Located along the St. Louis Pride Parade's former route down South Grand, the fourth annual Tower Grove Pride festival will feature a number of performances throughout the day by local artists from across the St. Louis music scene. There will be plenty of eats and drinks and a number of vendor booths, many of which will feature locally-made handcrafted gifts, including jewelry and candles.
Local performers this year include Celia Shackattack (guitarist/vocalist host of the Sing-A-Long Dance Party), Duck Brown (ska), C-sharp (rap), Jamie Axton (rock), DJ sets from I Went To A Show, and a number of bands from St. Louis' thriving punk scene. Expect to hear sets by grrl garage-rockers Mirror Mirror, lo-fi jammers Sunday Candy, the elusive duo known as My Bloody Underwear, as well as kitchen-sink punks Tiger Rider and the ever-heavy Skin Tags, both of which performed in last weeks' RFT Music Showcase. RFT Award nominees, the one-of-a-kind, electro-pop outfit Superfun Yeah Yeah Rocketship is also scheduled (and sure to bring some kind of cardboard cutout of Fabio).

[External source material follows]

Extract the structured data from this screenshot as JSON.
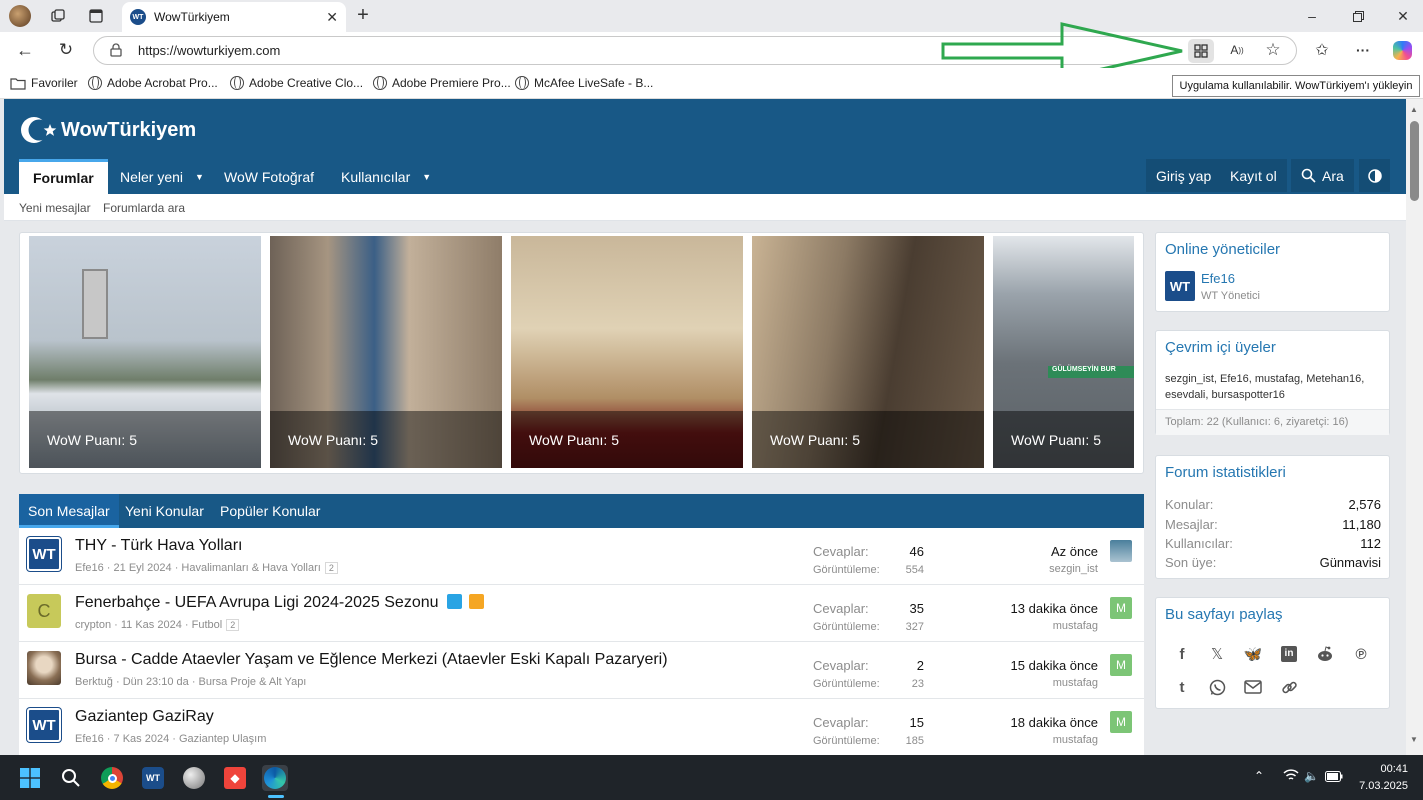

As opposed to the arena-name headliners downtown, the all St. Louis line-up shows the appeal of Tower Grove Pride, rooted in its local focus, as championed by Autumn Wiggins and Michael Powers, the event's organizers along with Melinda Cooper, tireless front-woman for the Town Cars who put together the line-up and will also be performing at the event, hot off their Atomic Cowboy performance last weekend, also as part of the RFT showcase. Though perhaps not as flashy as some of the other celebrations around the city, Tower Grove Pride is sure to fill Ritz Park the with warmth and welcome of a neighborhood that's become a thriving mix of cultures and personalities, the perfect location for a festival that has intentionally aspired to remain a community-focused, homegrown celebration.

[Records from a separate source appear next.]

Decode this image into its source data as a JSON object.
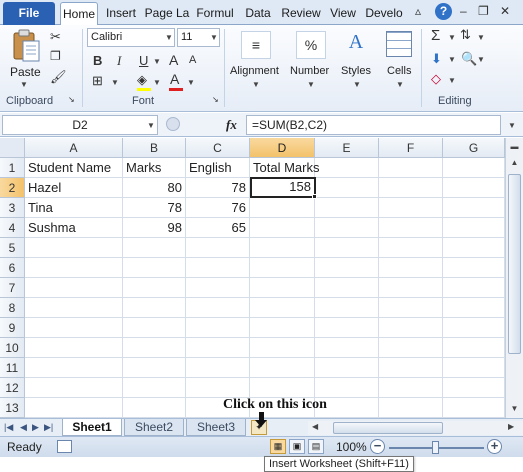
{
  "ribbon_tabs": {
    "file": "File",
    "items": [
      "Home",
      "Insert",
      "Page La",
      "Formul",
      "Data",
      "Review",
      "View",
      "Develo"
    ],
    "active": "Home"
  },
  "clipboard": {
    "paste_label": "Paste",
    "group_label": "Clipboard"
  },
  "font": {
    "family": "Calibri",
    "size": "11",
    "group_label": "Font",
    "bold": "B",
    "italic": "I",
    "underline": "U"
  },
  "alignment": {
    "label": "Alignment"
  },
  "number": {
    "label": "Number",
    "icon_text": "%"
  },
  "styles": {
    "label": "Styles"
  },
  "cells": {
    "label": "Cells"
  },
  "editing": {
    "group_label": "Editing",
    "sum_icon": "Σ"
  },
  "formula_bar": {
    "name_box": "D2",
    "fx": "fx",
    "formula": "=SUM(B2,C2)"
  },
  "columns": [
    "A",
    "B",
    "C",
    "D",
    "E",
    "F",
    "G"
  ],
  "rows": [
    "1",
    "2",
    "3",
    "4",
    "5",
    "6",
    "7",
    "8",
    "9",
    "10",
    "11",
    "12",
    "13"
  ],
  "cells_data": {
    "A1": "Student Name",
    "B1": "Marks",
    "C1": "English",
    "D1": "Total Marks",
    "A2": "Hazel",
    "B2": "80",
    "C2": "78",
    "D2": "158",
    "A3": "Tina",
    "B3": "78",
    "C3": "76",
    "A4": "Sushma",
    "B4": "98",
    "C4": "65"
  },
  "sheets": [
    "Sheet1",
    "Sheet2",
    "Sheet3"
  ],
  "active_sheet": "Sheet1",
  "annotation": "Click on this icon",
  "status": {
    "ready": "Ready",
    "zoom": "100%"
  },
  "tooltip": "Insert Worksheet (Shift+F11)",
  "colors": {
    "file_tab": "#2a61b3",
    "selection_header": "#f3c26a",
    "ribbon_bg": "#e6edf7"
  }
}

Past years' festivals have also included a number of activities intended to raise awareness while encouraging active participation and open conversation. This year, the festival includes an art installation "Letters to Orlando" that organizers and members of the community have set up to encourage notes of love and support for victims of the Orlando attack and the area's LGBT community. Everyone is invited to help complete the piece at art-making tables set up around the installation. After Pride weekend, the letters will be sent to Orlando, enabling St. Louisans to contribute to the growing memorial and outpouring of care from around the world. As the festival organizers note in their Facebook post on the installation:

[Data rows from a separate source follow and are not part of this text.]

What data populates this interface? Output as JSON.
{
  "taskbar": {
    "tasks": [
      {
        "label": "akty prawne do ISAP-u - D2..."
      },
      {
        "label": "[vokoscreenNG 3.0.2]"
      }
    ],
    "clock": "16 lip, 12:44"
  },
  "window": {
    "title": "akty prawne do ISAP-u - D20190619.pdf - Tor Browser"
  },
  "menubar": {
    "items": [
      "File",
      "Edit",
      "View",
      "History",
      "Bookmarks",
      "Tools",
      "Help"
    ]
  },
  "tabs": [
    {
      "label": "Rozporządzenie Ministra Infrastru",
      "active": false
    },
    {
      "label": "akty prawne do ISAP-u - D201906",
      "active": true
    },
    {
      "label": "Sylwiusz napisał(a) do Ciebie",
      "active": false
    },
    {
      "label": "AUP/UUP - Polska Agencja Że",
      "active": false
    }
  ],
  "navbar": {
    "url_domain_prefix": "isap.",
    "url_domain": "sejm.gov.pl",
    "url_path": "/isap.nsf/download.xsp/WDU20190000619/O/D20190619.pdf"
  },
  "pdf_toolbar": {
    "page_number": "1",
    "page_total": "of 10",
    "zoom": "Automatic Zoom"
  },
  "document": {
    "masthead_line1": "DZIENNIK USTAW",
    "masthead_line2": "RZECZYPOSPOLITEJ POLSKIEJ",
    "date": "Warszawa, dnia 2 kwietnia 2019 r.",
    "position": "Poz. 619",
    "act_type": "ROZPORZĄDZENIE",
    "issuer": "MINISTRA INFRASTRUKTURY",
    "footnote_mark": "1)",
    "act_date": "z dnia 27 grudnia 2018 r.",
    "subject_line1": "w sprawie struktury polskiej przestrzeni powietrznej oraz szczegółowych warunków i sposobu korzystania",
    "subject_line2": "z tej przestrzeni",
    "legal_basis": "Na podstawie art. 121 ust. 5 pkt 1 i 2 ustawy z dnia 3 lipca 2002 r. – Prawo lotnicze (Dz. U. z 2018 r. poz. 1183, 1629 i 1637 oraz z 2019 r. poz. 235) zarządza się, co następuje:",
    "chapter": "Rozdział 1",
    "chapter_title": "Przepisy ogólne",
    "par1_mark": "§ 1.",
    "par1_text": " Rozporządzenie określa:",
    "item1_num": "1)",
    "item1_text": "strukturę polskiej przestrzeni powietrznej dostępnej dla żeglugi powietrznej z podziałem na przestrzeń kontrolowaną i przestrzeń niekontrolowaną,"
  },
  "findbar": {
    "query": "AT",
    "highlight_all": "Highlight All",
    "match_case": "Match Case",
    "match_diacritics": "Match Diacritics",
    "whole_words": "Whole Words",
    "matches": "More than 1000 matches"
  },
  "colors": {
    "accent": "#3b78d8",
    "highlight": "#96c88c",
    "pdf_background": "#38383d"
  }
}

There is no right or wrong way to personally process national tragedies, and this time has been especially difficult for the LGBT community and it's allies. We can post and share in grief on social media, but sometimes you can't find the words without a pen. For some, it helps to make art. Here is a meaningful space to do just that.
If a relaxing, art and music-filled party is how you see yourself celebrating St. Louis Pride weekend, Tower Grove Pride in Ritz Park is where you'll want to be this Saturday.